This week I'm attending the Microsoft Global MVP Summit. The event provides MVP awardees with an annual opportunity to connect with each other and with Microsoft Product Leadership to talk about the future of technology and developer experience at the company.

While much of what was discussed is still under NDA (non-disclosure), I can share some themes that I found interesting as the race to responsibly use AI at scale continues. I have summarized 5 key messages from my week with like-minded experts and innovators leading product development.

Year of the Agent
2023 was the year of the Chatbot (renewed) and 2024 is the year of the Agent. An Agent is a purpose built, autonomous AI solution that operates within the bounds we give it. Last month, Microsoft announced the public preview of the Assistants API that enables the creation of high-quality copilot/generative experiences inside applications. This is interesting because it's the first of a series of capabilities aimed at giving developers the ability to integrate generative AI into any application more easily. Imagine building an insurance application with this new API, and then being able to offer customers a real-time conversational interface that can call and execute actions autonomously.

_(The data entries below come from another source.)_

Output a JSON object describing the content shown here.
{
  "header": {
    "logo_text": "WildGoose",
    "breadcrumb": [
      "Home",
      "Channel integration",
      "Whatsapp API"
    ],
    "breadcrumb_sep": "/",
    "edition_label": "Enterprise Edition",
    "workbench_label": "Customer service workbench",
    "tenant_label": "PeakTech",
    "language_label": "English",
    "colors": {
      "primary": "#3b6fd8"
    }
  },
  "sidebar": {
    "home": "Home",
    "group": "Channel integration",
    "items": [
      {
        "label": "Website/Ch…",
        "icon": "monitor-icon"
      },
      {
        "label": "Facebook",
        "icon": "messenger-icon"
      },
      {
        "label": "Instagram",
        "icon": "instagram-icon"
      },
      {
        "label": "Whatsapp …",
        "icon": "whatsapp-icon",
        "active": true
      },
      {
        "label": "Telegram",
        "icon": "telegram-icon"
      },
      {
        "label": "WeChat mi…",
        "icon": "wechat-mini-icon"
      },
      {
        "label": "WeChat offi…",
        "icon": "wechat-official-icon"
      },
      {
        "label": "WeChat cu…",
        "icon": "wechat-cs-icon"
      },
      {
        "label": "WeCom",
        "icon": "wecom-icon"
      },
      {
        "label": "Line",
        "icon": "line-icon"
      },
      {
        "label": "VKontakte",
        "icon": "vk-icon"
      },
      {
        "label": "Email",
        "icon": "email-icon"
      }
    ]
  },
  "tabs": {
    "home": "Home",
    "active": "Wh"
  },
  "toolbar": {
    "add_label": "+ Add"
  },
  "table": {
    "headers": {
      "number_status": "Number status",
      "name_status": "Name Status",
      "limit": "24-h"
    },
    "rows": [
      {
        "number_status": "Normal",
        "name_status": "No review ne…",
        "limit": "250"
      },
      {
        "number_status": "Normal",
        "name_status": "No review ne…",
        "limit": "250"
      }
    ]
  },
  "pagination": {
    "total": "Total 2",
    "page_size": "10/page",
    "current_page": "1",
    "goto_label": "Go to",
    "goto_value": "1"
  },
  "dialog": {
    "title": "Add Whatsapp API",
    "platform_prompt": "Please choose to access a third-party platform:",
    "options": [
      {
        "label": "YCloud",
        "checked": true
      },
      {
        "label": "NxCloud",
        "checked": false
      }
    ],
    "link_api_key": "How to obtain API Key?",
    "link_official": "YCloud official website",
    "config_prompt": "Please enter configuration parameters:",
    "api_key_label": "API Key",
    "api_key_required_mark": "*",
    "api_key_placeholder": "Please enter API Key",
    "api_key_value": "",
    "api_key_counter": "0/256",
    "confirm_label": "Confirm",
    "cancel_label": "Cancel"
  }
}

You could set rules and thresholds that allow certain types of transactions to be facilitated by an agent that can call other agents and APIs and orchestrate an entire workflow with natural language.

Multi-task Orchestration
Over the past 6 months I've been working with executive teams to evolve their thinking around responsible AI at scale. Rather than focusing on building that killer app, or a single use case, we need to shift our thinking to how to orchestrate models together. I call this multi-task orchestration. In a recent executive workshop, a client shared that they have more than 900 unique use cases that they need to consider and prioritize. I led them through an exercise that helped them pick the right project at the right time with the right model. We also focused on selecting use cases that would create opportunities to unlock more value over time, rather than focusing on a single use case that couldn’t be built upon. The next year will bring more sophistication in how we use both large and small language models to solve the right problem at the right time for the right customer as cost effectively as possible.

Responsible AI
Another key theme of the summit was advancements in the tooling offered by the Responsible AI team at Microsoft. There are several ways to think about your strategy to build responsible AI solutions at scale. Here are some principles to consider: Transparency, Fairness, Trust, Reliability, and Explainability. I'll have more to say about these in future posts. If you can’t wait to dive in, you can check out this article from Microsoft on the ABCs of Responsible AI.

Safe Deployments are All About Risk
In the world of generative AI, the quickest way to fail is to blindly launch your solutions without weighing the risks involved. The list of risks you should consider includes grounded output errors (hallucinations), jail breaking attempts, prompt injection, copyright infringement, and manipulation of human behavior (deep fakes, for example). With these risks in mind, you'll want to establish a red team, something that my company offers as a service, or creating one for your own AI efforts. This can help you identify risks, measure their potential impact (for prioritization), and mitigate risks in the system. You can expect to see more and more tools designed to help these team become more effective this year.

It's All About the Builders
It was very exciting to see the tools and resources that are being released for AI builders. I've had to navigate across so many Microsoft studio products over the years, that I have a separate folder dedicated to the bookmarks to keep them all straight. Thankfully, Microsoft felt our collective pain and launched a single AI studio this year. Azure AI Studio, currently in beta, combines the development tools needed to build generative AI applications with a unified studio for all the other Azure AI services, such as speech and computer vision.

Another tool that's available now is Microsoft's Human-AI Experience (HAX) Toolkit. Developed through a collaboration between Microsoft Research and Aether, Microsoft's advisory body on AI Ethics and Effects in Engineering and Research, the Toolkit was designed for teams building user-facing AI products. It was developed specifically to help developers conceptualize what an AI system will do and how it will behave. I recommend using it as early in your design process as you can.

In this fast-moving world of generative AI, it’s critical to be mindful of our approach. Remember the three keys to any responsible AI solution, build it so it can be Helpful, Honest, and Harmless. 

It's been a fun week in Redmond, and I can’t wait for Microsoft BUILD in May!


Posted by Noelle Russell on 03/14/2024